Wolves and Poodles
She was what I used to consider Otherkin, a woman like me but so alien in her appearance and lifestyle that I felt like another species. I could guess by her clothes, her hair and make up, and the new SUV idling with a fellow in the driver's seat, that she was experiencing life on a different planet. She would probably go home to a house already warmed by a thermostat, probably without livestock, firewood, frozen water and fence gates, and the mortgage paid. She had a family, a partner, and time to apply eyeliner well enough to pull off a perfect wing. I've watched Youtube videos on how to do this but I always look like a Slovak Chola. It's not flattering. This woman totally pulled it off. As I loaded the wood into the back of the truck and struggled with the door (it freezes weird and makes it hard to open sometimes) I got inside my truck (which isn't heated) and pet Gibson who was waiting patiently for me. I had hot coffee and a five minute drive home to a place I consider paradise. My life was harsher by most people standard's but it was exactly what I wanted, which is what few people are lucky enough to say honestly.
So I had absolutely no interest in this woman's lifestyle, but don't take that to mean I think mine is better. This is not about that at all, just an observation on two people in the same town, in the same timeline, in the same gas station parking lot experiencing the world in entirely different ways. I think this is great. I envy her comforts and perfect eyeliner, her partnership, even her children. I envy her beauty and her wardrobe. She seemed rich in all the conventional ways. A perfect little nuclear family in an ideal small American town out for hot cocoa on the way to the ski resort. I think it's awesome. But here is what is also pretty awesome:
We live in a time and in a place where a woman can go home to her thriving small farm, cut down trees and haul them home with a draft horse, chop firewood, and heat her house the way homes have been heated long before Edison and Tesla boxed it out.

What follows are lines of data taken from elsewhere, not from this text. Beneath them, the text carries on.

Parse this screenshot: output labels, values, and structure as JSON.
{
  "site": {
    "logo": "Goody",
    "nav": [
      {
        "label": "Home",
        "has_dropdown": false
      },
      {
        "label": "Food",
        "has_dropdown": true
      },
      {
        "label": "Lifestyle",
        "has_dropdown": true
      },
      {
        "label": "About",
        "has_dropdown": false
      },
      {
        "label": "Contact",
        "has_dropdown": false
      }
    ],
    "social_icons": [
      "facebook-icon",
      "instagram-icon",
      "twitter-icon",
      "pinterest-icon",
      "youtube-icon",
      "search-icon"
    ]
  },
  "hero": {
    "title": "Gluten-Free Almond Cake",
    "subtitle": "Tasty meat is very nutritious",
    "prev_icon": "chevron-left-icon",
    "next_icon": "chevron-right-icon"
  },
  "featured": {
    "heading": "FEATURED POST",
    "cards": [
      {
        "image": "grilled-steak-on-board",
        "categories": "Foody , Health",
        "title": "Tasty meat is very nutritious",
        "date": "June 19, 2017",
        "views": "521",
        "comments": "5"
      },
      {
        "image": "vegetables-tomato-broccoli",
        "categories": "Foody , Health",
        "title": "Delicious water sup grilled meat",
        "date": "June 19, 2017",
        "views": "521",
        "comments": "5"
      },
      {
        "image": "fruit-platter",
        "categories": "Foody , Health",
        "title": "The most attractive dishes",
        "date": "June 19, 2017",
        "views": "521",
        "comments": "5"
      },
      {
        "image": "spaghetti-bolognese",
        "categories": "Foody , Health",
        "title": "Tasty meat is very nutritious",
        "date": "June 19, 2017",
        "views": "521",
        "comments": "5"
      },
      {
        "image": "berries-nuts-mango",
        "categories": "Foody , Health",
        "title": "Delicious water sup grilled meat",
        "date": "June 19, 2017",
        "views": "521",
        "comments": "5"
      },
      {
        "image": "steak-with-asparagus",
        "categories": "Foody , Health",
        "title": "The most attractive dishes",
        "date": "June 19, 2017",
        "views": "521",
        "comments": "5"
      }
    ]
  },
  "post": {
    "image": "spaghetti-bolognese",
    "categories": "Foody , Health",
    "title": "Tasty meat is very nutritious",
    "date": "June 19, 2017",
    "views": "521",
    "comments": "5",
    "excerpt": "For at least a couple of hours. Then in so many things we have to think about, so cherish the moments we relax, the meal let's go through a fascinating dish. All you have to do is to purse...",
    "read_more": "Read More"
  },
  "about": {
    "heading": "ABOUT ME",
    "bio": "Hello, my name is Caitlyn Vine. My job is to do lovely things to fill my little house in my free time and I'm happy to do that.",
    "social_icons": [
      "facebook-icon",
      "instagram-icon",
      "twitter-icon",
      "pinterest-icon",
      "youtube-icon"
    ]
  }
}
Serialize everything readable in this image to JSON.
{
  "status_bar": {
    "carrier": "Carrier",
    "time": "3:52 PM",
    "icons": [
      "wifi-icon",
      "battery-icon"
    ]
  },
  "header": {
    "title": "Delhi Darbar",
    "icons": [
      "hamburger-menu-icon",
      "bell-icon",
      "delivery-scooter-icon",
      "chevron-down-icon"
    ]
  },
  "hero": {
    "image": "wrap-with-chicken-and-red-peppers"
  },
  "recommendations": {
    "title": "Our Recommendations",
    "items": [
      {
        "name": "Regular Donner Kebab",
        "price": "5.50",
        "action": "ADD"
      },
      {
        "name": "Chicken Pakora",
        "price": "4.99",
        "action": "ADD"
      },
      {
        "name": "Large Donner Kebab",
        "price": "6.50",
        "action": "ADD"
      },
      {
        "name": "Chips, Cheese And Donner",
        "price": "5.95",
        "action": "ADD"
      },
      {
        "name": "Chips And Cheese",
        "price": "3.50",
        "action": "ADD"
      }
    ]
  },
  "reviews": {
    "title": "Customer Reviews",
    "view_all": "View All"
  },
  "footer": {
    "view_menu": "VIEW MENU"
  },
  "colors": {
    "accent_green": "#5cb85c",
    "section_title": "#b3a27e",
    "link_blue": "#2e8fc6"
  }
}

She can raise her own meat for the grill, vegetables for the pot, hitch up a cart and ride via equine locomotion to a neighbor's house for a night of board games and storytelling with home-brewed beer and then tuck in to a sea of wool blankets to wake up and do it all over again. The next day she can string her bow and hunt, herd sheep, write, sew, and laugh. She can mend fences, care for sick animals, birth beautiful new lambs and kids and cry over her mistakes and pain… in the year 2014.
And we also live in a time and place where a woman can go home to her climate-controlled restored Victorian with furniture right out of the newest issue if Dwell. She can adjust buttons on the wall to make each room just as warm or cold as she wants. She can drive to any farm or store in a beautiful vessel and buy food from anywhere in the world on demand, relatively cheaply, and cook it in a redone kitchen. She can have her husband watch over the kids and call friends and spend a day at the mall, or a spa, and unwind under a masseuses' hands or take a cooking class, plan a trip to India, or start training for that half marathon. She can go to sleep curling her spine into someone she loves under a down comforter in a house warmed by family, contentment, fossil fuel, and blessings. And she can also deal with the realities of her ailing parents, her college and personal debts, family arguments, bi-polar disorder, or chemical dependency and cry over mistakes and pain… in the year 2014.
I think it is amazing that we can live such totally different lives (or any combination of the two) and still share the same emotions and desires. I see far too much judgement from the female hard-core survivalist/homesteading community towards the Otherkin. Scoffs and jeers from the wolf pack at the poodles. Truth is we are far more alike than we are different, and neither life is more valid. We both have advantages and disadvantages in the long run. Us wolves are better off in some future scenarios and worse off in others, and since I can't see the future (nor can she) we can only live the best way we know how in this short life. Live in a way that honors who we are and what we know, and if we aren't hurting anyone else we have every right to strut our stuff in the show ring or shine as we sprint after a whitetail. Do what makes you feel pretty, damnit. I used to see us a wild and tame, but now I just see us as canines: just as real and valid but with lives that followed different paths. As one of you readers once told me: There is no reality vs escapism. It's all real. Life is about choices.
There are things from her world I desire. I bet there are things from mine she does, too. I would love to curl my spine into someone I love under a down blanket. I would love a heated car and the ability to apply winged eyeliner that well (don't judge). Maybe she always dreamed of a horse, or desperately wants a flock of sheep and some chickens? She doesn't have to give up her thermostat to enjoy a wood stove in the kitchen and I don't have to hide my mascara because I know how to wield and axe either. We are who we are, more alike than different. We are both pack animals, hunters by daylight, lovers of warmth and community, wielders of fire and light. I may be a dire wolf and she may be a poodle but we both have sharp teeth and even sharper wits.
We are both, my dear friends, awesome bitches.
photo credit: kamera kevin on flickr